:: Interface dataset entries ::
● ● ● ● ●
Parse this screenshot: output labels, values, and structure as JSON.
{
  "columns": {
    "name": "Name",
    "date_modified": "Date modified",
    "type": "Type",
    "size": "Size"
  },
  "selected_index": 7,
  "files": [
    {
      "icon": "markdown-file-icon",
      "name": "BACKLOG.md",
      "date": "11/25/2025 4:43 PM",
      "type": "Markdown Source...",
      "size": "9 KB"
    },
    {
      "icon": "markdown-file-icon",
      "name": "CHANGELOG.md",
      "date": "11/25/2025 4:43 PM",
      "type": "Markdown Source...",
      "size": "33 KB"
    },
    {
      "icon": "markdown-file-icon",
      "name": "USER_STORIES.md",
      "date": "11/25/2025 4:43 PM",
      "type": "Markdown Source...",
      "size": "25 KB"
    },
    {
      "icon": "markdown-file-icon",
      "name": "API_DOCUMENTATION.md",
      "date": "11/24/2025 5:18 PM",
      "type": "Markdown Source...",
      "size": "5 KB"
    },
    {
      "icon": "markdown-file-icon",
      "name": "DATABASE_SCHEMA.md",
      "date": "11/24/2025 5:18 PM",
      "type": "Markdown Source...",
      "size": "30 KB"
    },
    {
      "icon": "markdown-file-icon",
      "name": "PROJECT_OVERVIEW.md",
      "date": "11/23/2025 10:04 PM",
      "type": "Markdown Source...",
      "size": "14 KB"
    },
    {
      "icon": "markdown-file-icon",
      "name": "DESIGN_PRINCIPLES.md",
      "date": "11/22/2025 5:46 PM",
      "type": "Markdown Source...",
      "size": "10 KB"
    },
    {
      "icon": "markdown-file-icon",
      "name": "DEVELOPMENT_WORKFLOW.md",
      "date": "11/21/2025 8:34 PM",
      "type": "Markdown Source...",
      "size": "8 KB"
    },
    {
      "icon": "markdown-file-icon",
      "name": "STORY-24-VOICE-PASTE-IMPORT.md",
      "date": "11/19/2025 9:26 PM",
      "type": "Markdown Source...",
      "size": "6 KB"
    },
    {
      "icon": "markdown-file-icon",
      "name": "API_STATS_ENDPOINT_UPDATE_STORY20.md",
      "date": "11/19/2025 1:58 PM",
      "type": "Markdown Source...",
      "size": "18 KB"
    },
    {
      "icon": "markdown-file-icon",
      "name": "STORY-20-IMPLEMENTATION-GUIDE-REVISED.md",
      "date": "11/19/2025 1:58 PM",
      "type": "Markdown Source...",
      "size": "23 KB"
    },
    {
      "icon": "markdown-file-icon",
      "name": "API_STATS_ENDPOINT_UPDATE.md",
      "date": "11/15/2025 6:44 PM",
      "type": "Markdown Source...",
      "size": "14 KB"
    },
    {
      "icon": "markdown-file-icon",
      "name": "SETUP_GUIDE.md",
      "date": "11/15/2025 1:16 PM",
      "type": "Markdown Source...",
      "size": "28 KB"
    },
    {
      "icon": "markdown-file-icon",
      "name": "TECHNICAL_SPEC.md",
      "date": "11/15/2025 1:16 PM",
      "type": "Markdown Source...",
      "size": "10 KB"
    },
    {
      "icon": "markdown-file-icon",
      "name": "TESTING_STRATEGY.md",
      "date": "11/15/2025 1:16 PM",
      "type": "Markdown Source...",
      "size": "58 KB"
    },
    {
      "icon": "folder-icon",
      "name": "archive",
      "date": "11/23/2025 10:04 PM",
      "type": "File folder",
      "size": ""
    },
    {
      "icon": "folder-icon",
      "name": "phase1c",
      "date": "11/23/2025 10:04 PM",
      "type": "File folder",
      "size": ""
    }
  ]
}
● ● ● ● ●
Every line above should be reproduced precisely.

Parse this screenshot: output labels, values, and structure as JSON.
{
  "columns": {
    "name": "Name",
    "date_modified": "Date modified",
    "type": "Type",
    "size": "Size"
  },
  "selected_index": 7,
  "files": [
    {
      "icon": "markdown-file-icon",
      "name": "BACKLOG.md",
      "date": "11/25/2025 4:43 PM",
      "type": "Markdown Source...",
      "size": "9 KB"
    },
    {
      "icon": "markdown-file-icon",
      "name": "CHANGELOG.md",
      "date": "11/25/2025 4:43 PM",
      "type": "Markdown Source...",
      "size": "33 KB"
    },
    {
      "icon": "markdown-file-icon",
      "name": "USER_STORIES.md",
      "date": "11/25/2025 4:43 PM",
      "type": "Markdown Source...",
      "size": "25 KB"
    },
    {
      "icon": "markdown-file-icon",
      "name": "API_DOCUMENTATION.md",
      "date": "11/24/2025 5:18 PM",
      "type": "Markdown Source...",
      "size": "5 KB"
    },
    {
      "icon": "markdown-file-icon",
      "name": "DATABASE_SCHEMA.md",
      "date": "11/24/2025 5:18 PM",
      "type": "Markdown Source...",
      "size": "30 KB"
    },
    {
      "icon": "markdown-file-icon",
      "name": "PROJECT_OVERVIEW.md",
      "date": "11/23/2025 10:04 PM",
      "type": "Markdown Source...",
      "size": "14 KB"
    },
    {
      "icon": "markdown-file-icon",
      "name": "DESIGN_PRINCIPLES.md",
      "date": "11/22/2025 5:46 PM",
      "type": "Markdown Source...",
      "size": "10 KB"
    },
    {
      "icon": "markdown-file-icon",
      "name": "DEVELOPMENT_WORKFLOW.md",
      "date": "11/21/2025 8:34 PM",
      "type": "Markdown Source...",
      "size": "8 KB"
    },
    {
      "icon": "markdown-file-icon",
      "name": "STORY-24-VOICE-PASTE-IMPORT.md",
      "date": "11/19/2025 9:26 PM",
      "type": "Markdown Source...",
      "size": "6 KB"
    },
    {
      "icon": "markdown-file-icon",
      "name": "API_STATS_ENDPOINT_UPDATE_STORY20.md",
      "date": "11/19/2025 1:58 PM",
      "type": "Markdown Source...",
      "size": "18 KB"
    },
    {
      "icon": "markdown-file-icon",
      "name": "STORY-20-IMPLEMENTATION-GUIDE-REVISED.md",
      "date": "11/19/2025 1:58 PM",
      "type": "Markdown Source...",
      "size": "23 KB"
    },
    {
      "icon": "markdown-file-icon",
      "name": "API_STATS_ENDPOINT_UPDATE.md",
      "date": "11/15/2025 6:44 PM",
      "type": "Markdown Source...",
      "size": "14 KB"
    },
    {
      "icon": "markdown-file-icon",
      "name": "SETUP_GUIDE.md",
      "date": "11/15/2025 1:16 PM",
      "type": "Markdown Source...",
      "size": "28 KB"
    },
    {
      "icon": "markdown-file-icon",
      "name": "TECHNICAL_SPEC.md",
      "date": "11/15/2025 1:16 PM",
      "type": "Markdown Source...",
      "size": "10 KB"
    },
    {
      "icon": "markdown-file-icon",
      "name": "TESTING_STRATEGY.md",
      "date": "11/15/2025 1:16 PM",
      "type": "Markdown Source...",
      "size": "58 KB"
    },
    {
      "icon": "folder-icon",
      "name": "archive",
      "date": "11/23/2025 10:04 PM",
      "type": "File folder",
      "size": ""
    },
    {
      "icon": "folder-icon",
      "name": "phase1c",
      "date": "11/23/2025 10:04 PM",
      "type": "File folder",
      "size": ""
    }
  ]
}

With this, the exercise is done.